→ **WORK INSTRUCTION**
Word for word, copy the records and drop the pictures.

** DATA EXTRACT follows **

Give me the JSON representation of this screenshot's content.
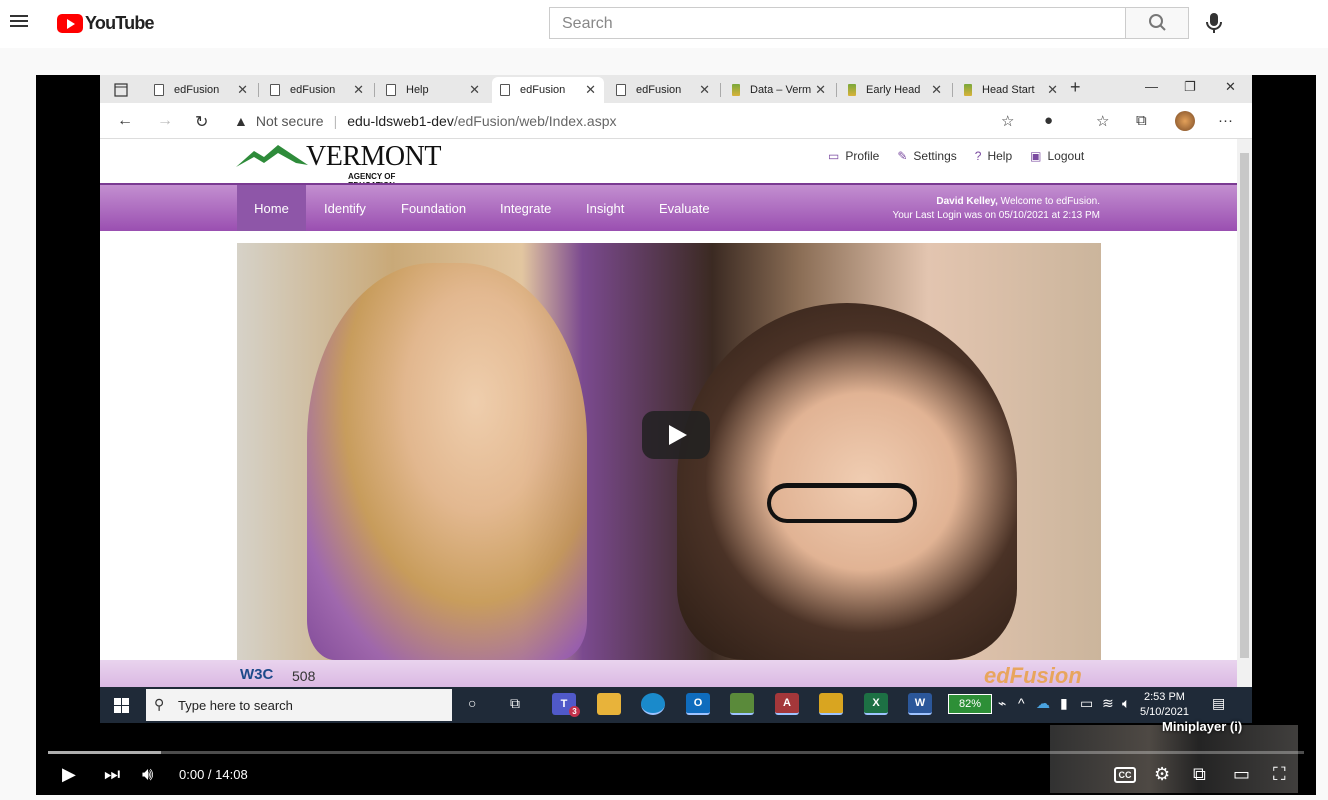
{
  "youtube": {
    "logo_text": "YouTube",
    "search_placeholder": "Search"
  },
  "browser": {
    "tabs": [
      {
        "label": "edFusion",
        "favicon": "page-icon"
      },
      {
        "label": "edFusion",
        "favicon": "page-icon"
      },
      {
        "label": "Help",
        "favicon": "page-icon"
      },
      {
        "label": "edFusion",
        "favicon": "page-icon",
        "active": true
      },
      {
        "label": "edFusion",
        "favicon": "page-icon"
      },
      {
        "label": "Data – Verm",
        "favicon": "vermont-icon"
      },
      {
        "label": "Early Head",
        "favicon": "vermont-icon"
      },
      {
        "label": "Head Start",
        "favicon": "vermont-icon"
      }
    ],
    "security_label": "Not secure",
    "url_host": "edu-ldsweb1-dev",
    "url_path": "/edFusion/web/Index.aspx"
  },
  "site": {
    "logo_title": "VERMONT",
    "logo_subtitle": "AGENCY OF EDUCATION",
    "top_links": [
      "Profile",
      "Settings",
      "Help",
      "Logout"
    ],
    "nav": [
      "Home",
      "Identify",
      "Foundation",
      "Integrate",
      "Insight",
      "Evaluate"
    ],
    "active_nav": "Home",
    "welcome_name": "David Kelley,",
    "welcome_text": " Welcome to edFusion.",
    "last_login": "Your Last Login was on 05/10/2021 at 2:13 PM",
    "footer_w3c": "W3C",
    "footer_508": "508",
    "footer_brand": "edFusion",
    "brand_color": "#9a4fb1"
  },
  "taskbar": {
    "search_placeholder": "Type here to search",
    "teams_badge": "3",
    "battery": "82%",
    "time": "2:53 PM",
    "date": "5/10/2021"
  },
  "player": {
    "time_current": "0:00",
    "time_separator": " / ",
    "time_total": "14:08",
    "miniplayer_tip": "Miniplayer (i)",
    "cc_label": "CC",
    "buffered_fraction": 0.09
  }
}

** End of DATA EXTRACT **

→ **EXERCISE RESPONSE**
Give me the JSON representation of this screenshot's content.
{
  "youtube": {
    "logo_text": "YouTube",
    "search_placeholder": "Search"
  },
  "browser": {
    "tabs": [
      {
        "label": "edFusion",
        "favicon": "page-icon"
      },
      {
        "label": "edFusion",
        "favicon": "page-icon"
      },
      {
        "label": "Help",
        "favicon": "page-icon"
      },
      {
        "label": "edFusion",
        "favicon": "page-icon",
        "active": true
      },
      {
        "label": "edFusion",
        "favicon": "page-icon"
      },
      {
        "label": "Data – Verm",
        "favicon": "vermont-icon"
      },
      {
        "label": "Early Head",
        "favicon": "vermont-icon"
      },
      {
        "label": "Head Start",
        "favicon": "vermont-icon"
      }
    ],
    "security_label": "Not secure",
    "url_host": "edu-ldsweb1-dev",
    "url_path": "/edFusion/web/Index.aspx"
  },
  "site": {
    "logo_title": "VERMONT",
    "logo_subtitle": "AGENCY OF EDUCATION",
    "top_links": [
      "Profile",
      "Settings",
      "Help",
      "Logout"
    ],
    "nav": [
      "Home",
      "Identify",
      "Foundation",
      "Integrate",
      "Insight",
      "Evaluate"
    ],
    "active_nav": "Home",
    "welcome_name": "David Kelley,",
    "welcome_text": " Welcome to edFusion.",
    "last_login": "Your Last Login was on 05/10/2021 at 2:13 PM",
    "footer_w3c": "W3C",
    "footer_508": "508",
    "footer_brand": "edFusion",
    "brand_color": "#9a4fb1"
  },
  "taskbar": {
    "search_placeholder": "Type here to search",
    "teams_badge": "3",
    "battery": "82%",
    "time": "2:53 PM",
    "date": "5/10/2021"
  },
  "player": {
    "time_current": "0:00",
    "time_separator": " / ",
    "time_total": "14:08",
    "miniplayer_tip": "Miniplayer (i)",
    "cc_label": "CC",
    "buffered_fraction": 0.09
  }
}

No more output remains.